Excerpts from a dataset
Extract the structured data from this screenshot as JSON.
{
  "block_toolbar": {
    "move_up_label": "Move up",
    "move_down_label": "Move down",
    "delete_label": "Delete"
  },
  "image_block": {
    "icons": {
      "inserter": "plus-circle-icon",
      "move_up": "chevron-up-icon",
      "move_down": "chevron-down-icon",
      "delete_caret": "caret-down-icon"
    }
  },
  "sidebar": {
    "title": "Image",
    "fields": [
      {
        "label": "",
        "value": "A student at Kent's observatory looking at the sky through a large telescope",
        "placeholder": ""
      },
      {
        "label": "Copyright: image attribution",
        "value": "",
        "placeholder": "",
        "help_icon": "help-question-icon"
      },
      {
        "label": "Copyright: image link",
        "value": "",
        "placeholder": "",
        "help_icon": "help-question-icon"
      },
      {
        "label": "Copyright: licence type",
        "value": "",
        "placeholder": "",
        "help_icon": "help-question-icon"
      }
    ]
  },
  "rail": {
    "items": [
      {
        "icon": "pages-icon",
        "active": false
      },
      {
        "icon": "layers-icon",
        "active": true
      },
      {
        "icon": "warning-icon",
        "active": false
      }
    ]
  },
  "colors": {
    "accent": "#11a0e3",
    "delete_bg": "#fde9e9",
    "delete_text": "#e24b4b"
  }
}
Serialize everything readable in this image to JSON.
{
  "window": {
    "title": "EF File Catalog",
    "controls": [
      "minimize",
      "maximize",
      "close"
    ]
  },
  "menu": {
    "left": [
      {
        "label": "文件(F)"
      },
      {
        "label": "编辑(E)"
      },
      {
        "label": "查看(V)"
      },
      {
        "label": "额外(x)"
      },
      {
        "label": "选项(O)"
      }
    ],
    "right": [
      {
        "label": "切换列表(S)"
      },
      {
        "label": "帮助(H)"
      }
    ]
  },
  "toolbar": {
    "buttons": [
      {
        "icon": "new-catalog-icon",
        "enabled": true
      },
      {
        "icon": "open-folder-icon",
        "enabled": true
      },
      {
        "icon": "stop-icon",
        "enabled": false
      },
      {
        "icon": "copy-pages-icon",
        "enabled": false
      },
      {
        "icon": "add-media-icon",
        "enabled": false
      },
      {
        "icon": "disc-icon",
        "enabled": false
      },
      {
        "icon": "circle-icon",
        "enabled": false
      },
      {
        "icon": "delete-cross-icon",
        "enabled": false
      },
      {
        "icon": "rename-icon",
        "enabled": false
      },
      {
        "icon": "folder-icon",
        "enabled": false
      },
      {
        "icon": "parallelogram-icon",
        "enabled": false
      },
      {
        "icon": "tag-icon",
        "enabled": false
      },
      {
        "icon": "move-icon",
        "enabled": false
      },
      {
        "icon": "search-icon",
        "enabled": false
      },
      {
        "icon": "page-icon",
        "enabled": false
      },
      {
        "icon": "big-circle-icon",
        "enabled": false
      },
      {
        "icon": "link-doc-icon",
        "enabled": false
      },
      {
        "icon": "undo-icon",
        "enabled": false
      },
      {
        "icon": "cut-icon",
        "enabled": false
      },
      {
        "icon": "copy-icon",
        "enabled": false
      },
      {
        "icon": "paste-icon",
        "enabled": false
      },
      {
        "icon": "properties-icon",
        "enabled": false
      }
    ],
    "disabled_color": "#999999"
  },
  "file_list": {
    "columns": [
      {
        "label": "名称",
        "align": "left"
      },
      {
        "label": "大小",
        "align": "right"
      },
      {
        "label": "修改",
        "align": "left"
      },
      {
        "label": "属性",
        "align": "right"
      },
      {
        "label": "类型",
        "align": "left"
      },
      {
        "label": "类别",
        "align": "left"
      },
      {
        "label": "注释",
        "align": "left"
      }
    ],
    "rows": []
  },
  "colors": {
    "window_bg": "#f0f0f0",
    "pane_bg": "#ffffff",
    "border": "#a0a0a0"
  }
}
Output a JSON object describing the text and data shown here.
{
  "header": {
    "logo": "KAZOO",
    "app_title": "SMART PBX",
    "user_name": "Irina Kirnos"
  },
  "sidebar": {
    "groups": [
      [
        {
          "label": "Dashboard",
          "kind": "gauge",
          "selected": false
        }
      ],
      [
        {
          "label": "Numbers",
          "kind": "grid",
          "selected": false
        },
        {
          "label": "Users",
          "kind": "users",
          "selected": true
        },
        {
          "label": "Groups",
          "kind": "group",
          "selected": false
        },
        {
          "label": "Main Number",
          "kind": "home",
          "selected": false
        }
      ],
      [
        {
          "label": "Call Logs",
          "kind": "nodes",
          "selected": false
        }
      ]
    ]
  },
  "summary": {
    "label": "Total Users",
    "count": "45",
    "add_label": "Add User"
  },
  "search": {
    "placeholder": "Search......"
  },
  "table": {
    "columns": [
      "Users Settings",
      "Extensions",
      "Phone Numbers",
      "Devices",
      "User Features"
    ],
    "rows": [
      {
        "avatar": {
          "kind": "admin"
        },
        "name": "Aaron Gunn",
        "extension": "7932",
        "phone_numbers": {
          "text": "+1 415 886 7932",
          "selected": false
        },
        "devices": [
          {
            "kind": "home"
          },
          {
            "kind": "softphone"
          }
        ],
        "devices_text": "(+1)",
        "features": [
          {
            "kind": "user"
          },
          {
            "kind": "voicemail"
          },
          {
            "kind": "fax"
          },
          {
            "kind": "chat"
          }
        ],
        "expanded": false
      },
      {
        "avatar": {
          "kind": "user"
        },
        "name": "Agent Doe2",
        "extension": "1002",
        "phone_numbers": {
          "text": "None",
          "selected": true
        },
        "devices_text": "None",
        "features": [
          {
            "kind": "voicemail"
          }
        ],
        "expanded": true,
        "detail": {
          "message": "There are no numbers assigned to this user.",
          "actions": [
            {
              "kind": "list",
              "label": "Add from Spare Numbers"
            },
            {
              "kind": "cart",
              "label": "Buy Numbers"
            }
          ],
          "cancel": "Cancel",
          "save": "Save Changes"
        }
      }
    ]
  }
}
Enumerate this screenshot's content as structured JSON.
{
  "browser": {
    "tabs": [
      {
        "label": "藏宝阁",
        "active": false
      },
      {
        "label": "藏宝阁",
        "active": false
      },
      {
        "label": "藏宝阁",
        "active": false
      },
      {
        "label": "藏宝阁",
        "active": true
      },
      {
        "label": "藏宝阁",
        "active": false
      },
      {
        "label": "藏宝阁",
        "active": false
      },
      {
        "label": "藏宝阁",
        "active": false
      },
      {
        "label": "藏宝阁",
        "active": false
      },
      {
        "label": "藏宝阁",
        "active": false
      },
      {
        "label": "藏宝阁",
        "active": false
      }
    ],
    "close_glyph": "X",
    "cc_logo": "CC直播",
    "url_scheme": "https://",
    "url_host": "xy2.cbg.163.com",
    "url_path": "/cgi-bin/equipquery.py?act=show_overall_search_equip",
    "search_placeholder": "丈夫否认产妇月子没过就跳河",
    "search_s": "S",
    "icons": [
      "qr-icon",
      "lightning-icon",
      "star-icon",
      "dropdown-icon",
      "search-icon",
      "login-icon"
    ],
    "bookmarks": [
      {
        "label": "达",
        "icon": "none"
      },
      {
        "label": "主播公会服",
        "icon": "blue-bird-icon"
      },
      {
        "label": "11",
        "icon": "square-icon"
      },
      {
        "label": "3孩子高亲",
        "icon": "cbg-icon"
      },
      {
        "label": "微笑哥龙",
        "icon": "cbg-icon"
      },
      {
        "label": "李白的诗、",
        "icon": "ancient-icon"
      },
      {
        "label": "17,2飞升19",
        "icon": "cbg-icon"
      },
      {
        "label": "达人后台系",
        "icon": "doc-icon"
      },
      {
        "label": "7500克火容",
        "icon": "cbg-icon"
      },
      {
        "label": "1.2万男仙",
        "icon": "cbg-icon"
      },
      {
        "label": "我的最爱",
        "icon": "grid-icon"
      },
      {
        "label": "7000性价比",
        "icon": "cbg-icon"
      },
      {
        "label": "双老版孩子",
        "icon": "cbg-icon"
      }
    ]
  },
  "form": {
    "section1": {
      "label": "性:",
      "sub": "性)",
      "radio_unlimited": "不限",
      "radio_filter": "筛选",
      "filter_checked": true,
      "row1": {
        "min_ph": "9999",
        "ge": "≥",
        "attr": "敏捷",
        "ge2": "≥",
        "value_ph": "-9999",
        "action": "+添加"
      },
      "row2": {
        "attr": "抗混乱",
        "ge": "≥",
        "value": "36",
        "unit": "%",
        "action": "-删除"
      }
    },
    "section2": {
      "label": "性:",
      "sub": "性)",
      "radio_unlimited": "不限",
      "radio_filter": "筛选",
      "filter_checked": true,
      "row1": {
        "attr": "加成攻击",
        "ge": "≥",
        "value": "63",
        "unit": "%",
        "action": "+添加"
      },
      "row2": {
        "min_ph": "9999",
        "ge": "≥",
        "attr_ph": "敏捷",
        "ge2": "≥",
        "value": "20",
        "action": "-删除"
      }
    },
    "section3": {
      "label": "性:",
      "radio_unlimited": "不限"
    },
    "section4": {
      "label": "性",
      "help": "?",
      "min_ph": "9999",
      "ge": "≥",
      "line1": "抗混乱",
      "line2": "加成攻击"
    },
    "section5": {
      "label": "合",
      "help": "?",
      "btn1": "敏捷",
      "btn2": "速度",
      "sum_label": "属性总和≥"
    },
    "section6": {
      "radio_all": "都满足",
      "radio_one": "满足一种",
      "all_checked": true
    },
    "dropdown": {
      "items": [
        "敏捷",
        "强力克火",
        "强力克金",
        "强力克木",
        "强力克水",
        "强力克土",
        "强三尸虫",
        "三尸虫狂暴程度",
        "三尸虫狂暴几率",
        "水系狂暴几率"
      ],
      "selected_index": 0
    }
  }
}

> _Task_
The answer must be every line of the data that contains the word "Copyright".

> _Answer box_
        "label": "Copyright: image attribution",
        "label": "Copyright: image link",
        "label": "Copyright: licence type",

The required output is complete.